right on the money. With the starter of udon noodles, however, changes are in
the wind. The portion size begins to escalate, and the dish could surely
benefit from a good deal more pizzazz than the peanut vinaigrette provides.
The crisp oyster-calamari combo was also amply proportioned and certainly
demonstrated possibilities... but it was sabotaged by a number of factors: The
delicate bivalves were smothered beneath a blanket of breading; the rings of
squid, though marvelously tender, were lost in an overbearing sesame glaze; and
the entire presentation came off as rather dark and brooding.
A special salad of arugula teamed with morsels of mozzarella, sun-dried
& diced tomatoes sounded good... and the Parmesan-balsamic vinaigrette had
a great deal to offer in the flavor department. But the leaves were
inordinately large (at first I thought spinach had been substituted for
arugula) and not well trimmed. The plating seemed haphazard at best and the
entire presentation was not terribly attractive.
Some of these faux pas might have been overlooked if the entrées had
been up to snuff. However, in my opinion, the main courses excited neither the
eye nor the palate. And the special pork scaloppin proved the chief culprit.
The pork medallions, which could have been mystery meat, completely lost any
identity beneath a topping of melted Brie; and an equally assertive balsamic demi-glace
only added to their woes. Vegetable accompaniments included asparagus and an
all-too-typical medley replete with underdone broccoli florets. Once again,
aesthetics seemed to take a backseat. All constituents looked like they could
have been dropped onto the plate from twenty-thousand feet. The only redeeming
feature: delightfully crispy wedges of Yukon gold potato.
Two seafood selections suffered from what might most adequately be described
as visual and gustatory "whiteouts" -- both color and flavor
conspicuous by their absence. The first, herb-roasted codfish, came swimming in
an undistinguished broth surrounded by inordinately chewy littleneck clams and
crowned with a white anchovy tempura; the second, white-on-white crabmeat
topped tilapia, arrived in a white wine butter sauce in desperate need of
The grilled chicken breast and penne pasta, a relatively simple dish, also

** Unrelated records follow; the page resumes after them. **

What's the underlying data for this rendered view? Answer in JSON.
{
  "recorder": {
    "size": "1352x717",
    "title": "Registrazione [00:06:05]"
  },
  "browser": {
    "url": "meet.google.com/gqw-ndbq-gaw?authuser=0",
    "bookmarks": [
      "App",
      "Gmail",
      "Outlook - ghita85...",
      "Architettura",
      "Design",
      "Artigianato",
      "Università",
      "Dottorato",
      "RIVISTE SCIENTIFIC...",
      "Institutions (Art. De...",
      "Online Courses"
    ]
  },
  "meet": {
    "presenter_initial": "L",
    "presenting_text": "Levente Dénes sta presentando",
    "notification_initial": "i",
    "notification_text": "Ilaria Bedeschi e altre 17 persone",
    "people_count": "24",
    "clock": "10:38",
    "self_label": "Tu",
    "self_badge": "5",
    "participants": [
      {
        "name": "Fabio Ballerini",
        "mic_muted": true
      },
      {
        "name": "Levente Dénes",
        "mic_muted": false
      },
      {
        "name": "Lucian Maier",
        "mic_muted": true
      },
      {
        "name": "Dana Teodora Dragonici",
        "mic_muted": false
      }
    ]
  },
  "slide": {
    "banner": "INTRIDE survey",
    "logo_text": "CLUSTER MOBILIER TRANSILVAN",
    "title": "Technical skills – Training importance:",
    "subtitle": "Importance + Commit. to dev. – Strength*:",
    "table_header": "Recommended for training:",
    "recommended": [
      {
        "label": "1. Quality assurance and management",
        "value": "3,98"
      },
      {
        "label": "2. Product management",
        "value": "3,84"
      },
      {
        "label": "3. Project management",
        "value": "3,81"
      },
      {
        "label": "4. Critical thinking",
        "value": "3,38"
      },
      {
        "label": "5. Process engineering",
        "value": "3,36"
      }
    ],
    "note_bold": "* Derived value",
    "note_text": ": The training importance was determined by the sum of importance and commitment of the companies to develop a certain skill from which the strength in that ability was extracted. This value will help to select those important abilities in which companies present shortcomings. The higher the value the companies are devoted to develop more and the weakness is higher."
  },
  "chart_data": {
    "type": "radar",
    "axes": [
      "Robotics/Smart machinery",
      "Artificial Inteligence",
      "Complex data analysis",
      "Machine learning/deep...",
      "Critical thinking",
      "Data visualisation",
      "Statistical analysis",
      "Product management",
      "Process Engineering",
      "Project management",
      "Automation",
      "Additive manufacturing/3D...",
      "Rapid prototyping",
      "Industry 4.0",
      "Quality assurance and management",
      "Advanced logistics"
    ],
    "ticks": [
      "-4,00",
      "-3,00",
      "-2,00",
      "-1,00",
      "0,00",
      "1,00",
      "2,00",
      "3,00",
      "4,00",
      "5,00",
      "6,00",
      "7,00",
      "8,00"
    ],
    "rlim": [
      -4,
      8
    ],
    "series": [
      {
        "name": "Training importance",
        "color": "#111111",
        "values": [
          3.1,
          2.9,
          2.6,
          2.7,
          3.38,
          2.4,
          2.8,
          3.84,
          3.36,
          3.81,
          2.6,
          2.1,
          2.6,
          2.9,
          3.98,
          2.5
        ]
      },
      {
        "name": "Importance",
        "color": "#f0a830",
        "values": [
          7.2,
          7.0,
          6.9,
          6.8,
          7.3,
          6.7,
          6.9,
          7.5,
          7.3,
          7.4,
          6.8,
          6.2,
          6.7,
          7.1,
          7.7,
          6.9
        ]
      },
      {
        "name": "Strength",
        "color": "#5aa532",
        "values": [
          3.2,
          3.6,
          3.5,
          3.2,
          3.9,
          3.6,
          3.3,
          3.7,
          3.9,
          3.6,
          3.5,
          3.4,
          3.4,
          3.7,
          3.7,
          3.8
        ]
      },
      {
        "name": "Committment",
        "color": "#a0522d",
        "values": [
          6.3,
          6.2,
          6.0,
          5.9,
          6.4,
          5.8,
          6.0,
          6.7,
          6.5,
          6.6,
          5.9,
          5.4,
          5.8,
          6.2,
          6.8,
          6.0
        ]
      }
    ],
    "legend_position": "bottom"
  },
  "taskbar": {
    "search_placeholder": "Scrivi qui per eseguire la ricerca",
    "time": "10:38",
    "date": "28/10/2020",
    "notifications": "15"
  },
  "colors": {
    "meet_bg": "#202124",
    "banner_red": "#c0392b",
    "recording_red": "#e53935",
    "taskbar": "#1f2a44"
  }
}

fell short of the mark. The morsels of chicken were overcooked, and the roasted
garlic cream sauce, which should have propelled the dish into orbit, never got
off the launching pad.
There is absolutely no question in my mind that 55 Main has
incredible potential. And it is also quite obvious that, judging by the
desserts and a number of the appetizers, Mr. Gold surely knows what he's about
in the kitchen. I just wish that the entrées were less "muddled" and
demonstrated a bit more finesse. They have ingredients aplenty... but their
combinations often fail to yield a meaningful coalescence of flavors.
Hours: Lunch: Mon - Fri, 11:00 a.m. - 4:00 p.m.; Dinner: Weds &
Thurs, 5:00 p.m. - 9:00 p.m.; Fri & Sat, 5:00 p.m. - 10:00 p.m.; CLOSED
Credit Cards: All major
Parking: Street parking
Price: Appetizers, $6.50 - $10.00; Entrées, $17.00 - $26.00; Desserts,
$8.00 - $10.00
Handicapped Accessible: Yes